Hyundai teamed with Smartcar to expand the carmaker’s Blue Link mobile platform by enabling drivers to connect to services such as car washes and in-vehicle parcel and grocery delivery, per a statement. The companies plan to start a pilot program called Blue Link All-Access with California businesses in the first half of 2018.
The service will work with companies like Washos, an on-demand carwash service, to locate an owner’s Hyundai and access it without keys to clean the car inside and out. Hyundai's Blue Link package costs $100 a year for current owners. The additional services will be free for the first three years for all 2018 Hyundai models and will launch in Los Angeles before expanding to the Bay Area, Engadget reported.
The Blue Link All-Access service could be expanded with additional features such as car-sharing programs, remote refueling and recharging, and parking location information services. The user must link a Blue Link account with a service provider account to grant permission and allow access to the vehicle.
Mobile platforms are becoming a key selling point for cars as people, especially millennials, question the need to own a vehicle. Hyundai’s expanded test for its Blue Link platform hints at all the ways that mobile technology can be integrated with vehicles to make car ownership more convenient. The companies imagine a scenario where a car is connected with a variety of businesses that help time-starved car owners handle day-to-day tasks like picking up dry cleaning or grocery shopping.
In the Washos example, a Hyudai owner with a Blue Link account would link the account to the Washos app and then request a vehicle to be washed through the app. Blue Link provides the vehicle location and access to it to Washos. Access is removed once the wash is complete.
The difficulty for carmakers is getting people to accept factory-installed human machine interfaces (HMI). Solutions offered by tech companies are more popular than the on-board systems installed at the factory, according to a study from researcher Strategy Analytics. Apple CarPlay, Android Auto and Baidu CarLife are a "must-have" for prospective car buyers, the study found.

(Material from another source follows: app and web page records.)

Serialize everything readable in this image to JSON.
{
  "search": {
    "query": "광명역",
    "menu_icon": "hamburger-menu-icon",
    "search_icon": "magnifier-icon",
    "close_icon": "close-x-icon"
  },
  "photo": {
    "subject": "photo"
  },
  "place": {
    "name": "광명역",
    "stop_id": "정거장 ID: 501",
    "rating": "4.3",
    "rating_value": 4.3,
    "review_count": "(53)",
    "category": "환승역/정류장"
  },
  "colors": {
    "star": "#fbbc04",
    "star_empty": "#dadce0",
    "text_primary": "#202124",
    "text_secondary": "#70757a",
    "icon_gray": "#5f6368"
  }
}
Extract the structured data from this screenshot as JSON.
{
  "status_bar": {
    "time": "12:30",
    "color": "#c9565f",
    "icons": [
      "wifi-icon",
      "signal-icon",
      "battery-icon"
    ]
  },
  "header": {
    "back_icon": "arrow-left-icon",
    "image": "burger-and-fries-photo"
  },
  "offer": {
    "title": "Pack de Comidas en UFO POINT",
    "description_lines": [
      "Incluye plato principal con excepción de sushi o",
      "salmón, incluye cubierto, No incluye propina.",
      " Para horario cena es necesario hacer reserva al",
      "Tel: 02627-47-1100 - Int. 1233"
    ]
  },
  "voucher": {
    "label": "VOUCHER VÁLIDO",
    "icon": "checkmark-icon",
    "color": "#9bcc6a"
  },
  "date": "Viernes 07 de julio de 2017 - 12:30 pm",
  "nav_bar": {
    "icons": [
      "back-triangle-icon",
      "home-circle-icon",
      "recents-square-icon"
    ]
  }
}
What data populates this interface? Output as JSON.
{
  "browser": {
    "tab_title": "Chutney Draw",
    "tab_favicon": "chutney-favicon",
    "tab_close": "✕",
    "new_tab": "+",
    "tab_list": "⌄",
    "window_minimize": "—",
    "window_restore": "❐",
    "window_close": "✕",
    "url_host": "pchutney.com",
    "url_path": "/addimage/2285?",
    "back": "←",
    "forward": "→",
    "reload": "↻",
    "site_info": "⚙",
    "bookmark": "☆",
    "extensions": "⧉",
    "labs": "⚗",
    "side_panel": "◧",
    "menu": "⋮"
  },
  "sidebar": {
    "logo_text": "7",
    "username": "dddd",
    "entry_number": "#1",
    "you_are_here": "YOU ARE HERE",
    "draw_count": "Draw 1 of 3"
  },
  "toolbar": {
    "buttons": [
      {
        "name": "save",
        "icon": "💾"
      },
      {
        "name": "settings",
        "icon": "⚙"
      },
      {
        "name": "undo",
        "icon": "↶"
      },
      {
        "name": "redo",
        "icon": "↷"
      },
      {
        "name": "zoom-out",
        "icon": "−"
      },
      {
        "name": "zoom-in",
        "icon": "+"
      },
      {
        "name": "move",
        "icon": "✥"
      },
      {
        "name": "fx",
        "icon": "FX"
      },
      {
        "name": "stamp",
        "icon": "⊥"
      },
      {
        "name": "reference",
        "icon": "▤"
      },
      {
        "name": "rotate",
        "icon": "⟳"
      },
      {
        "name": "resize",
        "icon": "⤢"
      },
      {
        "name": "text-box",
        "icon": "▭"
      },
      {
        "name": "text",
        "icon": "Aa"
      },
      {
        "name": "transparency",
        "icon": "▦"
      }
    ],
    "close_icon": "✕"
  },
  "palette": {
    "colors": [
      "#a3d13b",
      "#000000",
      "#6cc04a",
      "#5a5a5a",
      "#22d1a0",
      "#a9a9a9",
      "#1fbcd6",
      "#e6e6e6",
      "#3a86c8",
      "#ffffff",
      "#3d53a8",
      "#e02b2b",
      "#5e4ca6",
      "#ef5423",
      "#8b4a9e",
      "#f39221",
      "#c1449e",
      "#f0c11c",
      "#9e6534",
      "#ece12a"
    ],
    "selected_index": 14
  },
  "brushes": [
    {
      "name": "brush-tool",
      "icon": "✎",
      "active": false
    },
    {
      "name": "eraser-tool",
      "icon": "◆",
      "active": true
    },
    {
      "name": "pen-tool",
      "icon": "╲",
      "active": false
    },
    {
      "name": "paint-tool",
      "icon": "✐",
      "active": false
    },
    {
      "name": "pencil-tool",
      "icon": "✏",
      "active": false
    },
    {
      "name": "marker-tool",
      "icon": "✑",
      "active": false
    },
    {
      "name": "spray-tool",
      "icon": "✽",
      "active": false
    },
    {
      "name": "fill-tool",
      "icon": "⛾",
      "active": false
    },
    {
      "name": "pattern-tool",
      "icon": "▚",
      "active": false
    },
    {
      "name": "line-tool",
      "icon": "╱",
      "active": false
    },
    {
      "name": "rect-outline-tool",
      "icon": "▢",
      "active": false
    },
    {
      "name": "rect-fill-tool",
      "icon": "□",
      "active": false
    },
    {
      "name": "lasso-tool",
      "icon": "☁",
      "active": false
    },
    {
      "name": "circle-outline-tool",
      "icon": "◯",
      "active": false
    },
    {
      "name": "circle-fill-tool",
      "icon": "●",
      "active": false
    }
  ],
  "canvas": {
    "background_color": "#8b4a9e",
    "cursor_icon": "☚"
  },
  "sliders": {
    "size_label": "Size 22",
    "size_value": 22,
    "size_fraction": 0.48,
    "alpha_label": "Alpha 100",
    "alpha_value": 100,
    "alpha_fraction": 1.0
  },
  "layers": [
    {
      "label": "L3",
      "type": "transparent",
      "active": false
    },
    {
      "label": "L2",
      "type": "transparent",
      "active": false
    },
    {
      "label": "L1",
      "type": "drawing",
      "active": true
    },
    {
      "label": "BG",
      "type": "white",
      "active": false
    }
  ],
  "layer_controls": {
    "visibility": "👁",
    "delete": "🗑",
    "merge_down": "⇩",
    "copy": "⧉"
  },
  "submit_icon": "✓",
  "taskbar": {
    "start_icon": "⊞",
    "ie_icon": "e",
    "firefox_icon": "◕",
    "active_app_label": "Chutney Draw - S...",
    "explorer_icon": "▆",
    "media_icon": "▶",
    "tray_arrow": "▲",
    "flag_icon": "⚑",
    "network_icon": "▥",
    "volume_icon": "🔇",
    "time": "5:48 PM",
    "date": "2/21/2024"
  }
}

Consumers are relying on connected apps in the car because of frustrations with embedded systems, according to the study. Smartphone systems don’t face major obstacles to boosting their popularity among drivers, which means a simple awareness campaign may be the easiest strategy to promote their usage.
Technology companies like Apple, Google and Amazon are willing to invest billions of dollars in supporting their platforms, which means carmakers will face increasing difficulty in mustering the research and development dollars needed to keep up. That’s especially true in the realm of voice-command technology that is growing more sophisticated. The technology will create more opportunities for marketers that traditionally have faced obstacles in reaching consumers while they drive.